Welcome to CPA at Law, helping individuals and small businesses plan for the future and keep what they have.

This is the personal blog of Sterling Olander, a Certified Public Accountant and Utah-licensed attorney. For over nine years, I have assisted clients with estate planning and administration, tax mitigation, tax controversies, small business planning, asset protection, and nonprofit law.

I write about any legal, tax, or technological information that I find interesting or useful in serving my clients. All ideas expressed herein are my own and don't constitute legal or tax advice.

Bequests to Charity and Tax Apportionment

Many individuals wish to leave a specific amount of money or particular property to their heirs and the rest of their estate to charity. While this seems straightforward, administering this plan can become complicated when the estate is subject to the estate tax.

The reason is explained in Treas. Reg. § 20.2055-3(a)(1): "If a residuary estate... is bequeathed to charity, and by the local law the Federal estate tax is payable out of the residuary estate, the deduction may not exceed that portion of the residuary estate bequeathed to charity as reduced by the Federal estate tax... [T]he resultant decrease in the amount passing to charity will further reduce the allowable deduction."

Stated differently, the estate tax deduction is based on the amount actually available for charitable uses, which amount is reduced by estate taxes.
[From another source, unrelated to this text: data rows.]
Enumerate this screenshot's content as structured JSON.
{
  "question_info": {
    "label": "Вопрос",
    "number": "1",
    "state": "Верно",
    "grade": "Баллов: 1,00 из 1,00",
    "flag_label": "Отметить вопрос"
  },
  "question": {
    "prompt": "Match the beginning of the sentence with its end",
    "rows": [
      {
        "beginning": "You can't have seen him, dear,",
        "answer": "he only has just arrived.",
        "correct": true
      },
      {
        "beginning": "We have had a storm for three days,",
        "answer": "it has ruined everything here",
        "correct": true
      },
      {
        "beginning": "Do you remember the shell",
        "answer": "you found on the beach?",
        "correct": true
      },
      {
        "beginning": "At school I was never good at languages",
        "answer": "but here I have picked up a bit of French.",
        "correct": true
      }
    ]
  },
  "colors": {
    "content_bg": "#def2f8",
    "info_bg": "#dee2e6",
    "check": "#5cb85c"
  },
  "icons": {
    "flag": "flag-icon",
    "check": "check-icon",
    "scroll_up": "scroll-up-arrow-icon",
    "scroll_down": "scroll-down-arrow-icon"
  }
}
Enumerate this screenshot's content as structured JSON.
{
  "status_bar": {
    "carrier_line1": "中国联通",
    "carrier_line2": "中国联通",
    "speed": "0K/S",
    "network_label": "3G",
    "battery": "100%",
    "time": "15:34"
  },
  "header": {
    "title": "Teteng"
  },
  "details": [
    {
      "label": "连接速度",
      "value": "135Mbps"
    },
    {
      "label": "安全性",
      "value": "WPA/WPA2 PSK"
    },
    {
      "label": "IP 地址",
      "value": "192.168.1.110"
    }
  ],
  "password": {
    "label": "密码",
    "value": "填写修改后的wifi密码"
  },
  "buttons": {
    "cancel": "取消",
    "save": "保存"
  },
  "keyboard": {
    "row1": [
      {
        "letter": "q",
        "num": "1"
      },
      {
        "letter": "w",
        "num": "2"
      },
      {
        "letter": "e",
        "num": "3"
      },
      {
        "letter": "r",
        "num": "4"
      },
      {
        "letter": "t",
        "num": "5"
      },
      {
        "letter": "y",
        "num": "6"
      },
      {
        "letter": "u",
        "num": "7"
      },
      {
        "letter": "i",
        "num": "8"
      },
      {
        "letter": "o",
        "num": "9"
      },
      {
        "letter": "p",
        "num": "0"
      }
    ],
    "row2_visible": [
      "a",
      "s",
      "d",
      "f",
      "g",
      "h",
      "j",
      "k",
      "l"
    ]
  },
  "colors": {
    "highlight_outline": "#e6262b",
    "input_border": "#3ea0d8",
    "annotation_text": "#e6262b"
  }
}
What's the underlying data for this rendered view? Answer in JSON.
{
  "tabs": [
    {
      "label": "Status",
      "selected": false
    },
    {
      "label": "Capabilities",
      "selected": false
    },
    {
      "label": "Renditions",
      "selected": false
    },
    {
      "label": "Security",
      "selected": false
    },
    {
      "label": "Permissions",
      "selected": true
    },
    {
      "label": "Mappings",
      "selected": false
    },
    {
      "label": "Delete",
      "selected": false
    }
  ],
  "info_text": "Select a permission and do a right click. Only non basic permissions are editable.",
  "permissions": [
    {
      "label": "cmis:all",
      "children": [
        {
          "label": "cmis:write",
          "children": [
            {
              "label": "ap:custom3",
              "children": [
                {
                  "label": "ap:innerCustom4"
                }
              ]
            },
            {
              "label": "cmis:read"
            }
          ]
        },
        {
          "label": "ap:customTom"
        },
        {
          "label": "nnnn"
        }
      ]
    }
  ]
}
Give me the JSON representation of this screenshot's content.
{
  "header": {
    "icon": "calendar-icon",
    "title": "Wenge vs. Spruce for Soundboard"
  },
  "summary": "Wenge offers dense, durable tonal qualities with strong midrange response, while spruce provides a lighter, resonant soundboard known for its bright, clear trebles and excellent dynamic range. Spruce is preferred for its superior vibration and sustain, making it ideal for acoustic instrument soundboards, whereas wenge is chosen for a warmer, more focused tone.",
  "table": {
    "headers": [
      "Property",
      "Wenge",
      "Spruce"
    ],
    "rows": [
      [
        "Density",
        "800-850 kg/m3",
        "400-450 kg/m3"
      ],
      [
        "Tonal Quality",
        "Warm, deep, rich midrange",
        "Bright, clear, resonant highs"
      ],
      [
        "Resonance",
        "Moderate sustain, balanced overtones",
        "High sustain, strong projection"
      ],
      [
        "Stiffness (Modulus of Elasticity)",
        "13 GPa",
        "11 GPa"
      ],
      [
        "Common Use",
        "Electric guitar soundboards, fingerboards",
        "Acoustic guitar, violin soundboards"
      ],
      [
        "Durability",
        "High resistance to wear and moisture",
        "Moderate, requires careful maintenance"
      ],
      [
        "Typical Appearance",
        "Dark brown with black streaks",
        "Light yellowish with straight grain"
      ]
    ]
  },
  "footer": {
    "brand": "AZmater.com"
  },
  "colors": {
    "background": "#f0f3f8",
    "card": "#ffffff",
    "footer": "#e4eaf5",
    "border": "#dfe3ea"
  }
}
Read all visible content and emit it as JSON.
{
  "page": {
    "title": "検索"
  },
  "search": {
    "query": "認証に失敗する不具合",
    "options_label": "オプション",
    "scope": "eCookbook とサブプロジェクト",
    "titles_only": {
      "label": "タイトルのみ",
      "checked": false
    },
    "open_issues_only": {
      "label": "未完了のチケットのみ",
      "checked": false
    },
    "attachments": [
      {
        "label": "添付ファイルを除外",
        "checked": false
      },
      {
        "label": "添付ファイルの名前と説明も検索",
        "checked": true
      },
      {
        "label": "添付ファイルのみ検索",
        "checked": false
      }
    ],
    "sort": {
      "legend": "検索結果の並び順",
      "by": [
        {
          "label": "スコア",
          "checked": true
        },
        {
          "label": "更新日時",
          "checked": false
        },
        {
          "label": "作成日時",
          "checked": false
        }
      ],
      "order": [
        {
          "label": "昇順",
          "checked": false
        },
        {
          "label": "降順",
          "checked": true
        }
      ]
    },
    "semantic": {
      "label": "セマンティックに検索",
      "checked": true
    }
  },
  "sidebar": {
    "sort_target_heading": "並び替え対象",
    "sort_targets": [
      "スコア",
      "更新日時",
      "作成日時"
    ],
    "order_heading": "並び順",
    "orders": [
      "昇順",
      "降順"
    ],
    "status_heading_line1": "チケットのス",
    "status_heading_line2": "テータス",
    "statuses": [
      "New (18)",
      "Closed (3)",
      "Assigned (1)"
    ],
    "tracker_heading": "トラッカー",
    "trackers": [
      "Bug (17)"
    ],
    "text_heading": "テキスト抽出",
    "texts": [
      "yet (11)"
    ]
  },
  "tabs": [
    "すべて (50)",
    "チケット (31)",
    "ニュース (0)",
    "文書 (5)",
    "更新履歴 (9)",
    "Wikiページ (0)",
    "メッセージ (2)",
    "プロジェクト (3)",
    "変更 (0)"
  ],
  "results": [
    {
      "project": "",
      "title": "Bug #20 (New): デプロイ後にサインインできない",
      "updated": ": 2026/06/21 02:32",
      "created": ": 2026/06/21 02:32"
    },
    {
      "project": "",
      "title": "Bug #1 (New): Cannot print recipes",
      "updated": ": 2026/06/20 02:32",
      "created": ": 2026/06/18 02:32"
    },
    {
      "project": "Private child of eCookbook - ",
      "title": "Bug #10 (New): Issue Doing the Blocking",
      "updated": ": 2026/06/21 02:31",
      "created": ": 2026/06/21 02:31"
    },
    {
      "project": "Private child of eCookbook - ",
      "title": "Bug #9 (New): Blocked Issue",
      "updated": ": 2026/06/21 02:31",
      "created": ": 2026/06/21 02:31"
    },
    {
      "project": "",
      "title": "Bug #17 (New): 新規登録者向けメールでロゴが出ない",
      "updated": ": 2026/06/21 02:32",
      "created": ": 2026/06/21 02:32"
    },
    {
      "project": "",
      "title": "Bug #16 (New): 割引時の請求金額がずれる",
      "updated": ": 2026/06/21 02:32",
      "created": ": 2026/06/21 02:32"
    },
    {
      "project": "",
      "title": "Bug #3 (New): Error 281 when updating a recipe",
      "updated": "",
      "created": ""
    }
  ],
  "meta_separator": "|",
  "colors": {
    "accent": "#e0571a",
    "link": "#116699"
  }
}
This "results in a circular, or interrelated, computation because the reduction in the charitable deduction in turn increases the taxes payable that again reduces the charitable deduction and so forth. The calculation must be run until the additional taxes zero out."

This problem can be avoided through careful drafting by either "structuring the charitable bequest as a pre-residuary rather than a residuary bequest" or not allowing for the apportionment of the estate tax on any property set aside for charity. Under the Uniform Estate Tax Apportionment Act, which has been adopted by a handful of states, "charitable beneficiaries generally are insulated from bearing any of the estate tax;" however, this is generally overridden by a tax apportionment clause in a will or trust. Every client must understand their options for apportioning estate taxes (not to mention other inheritance taxes) and the impact the apportionment will have on their distribution scheme.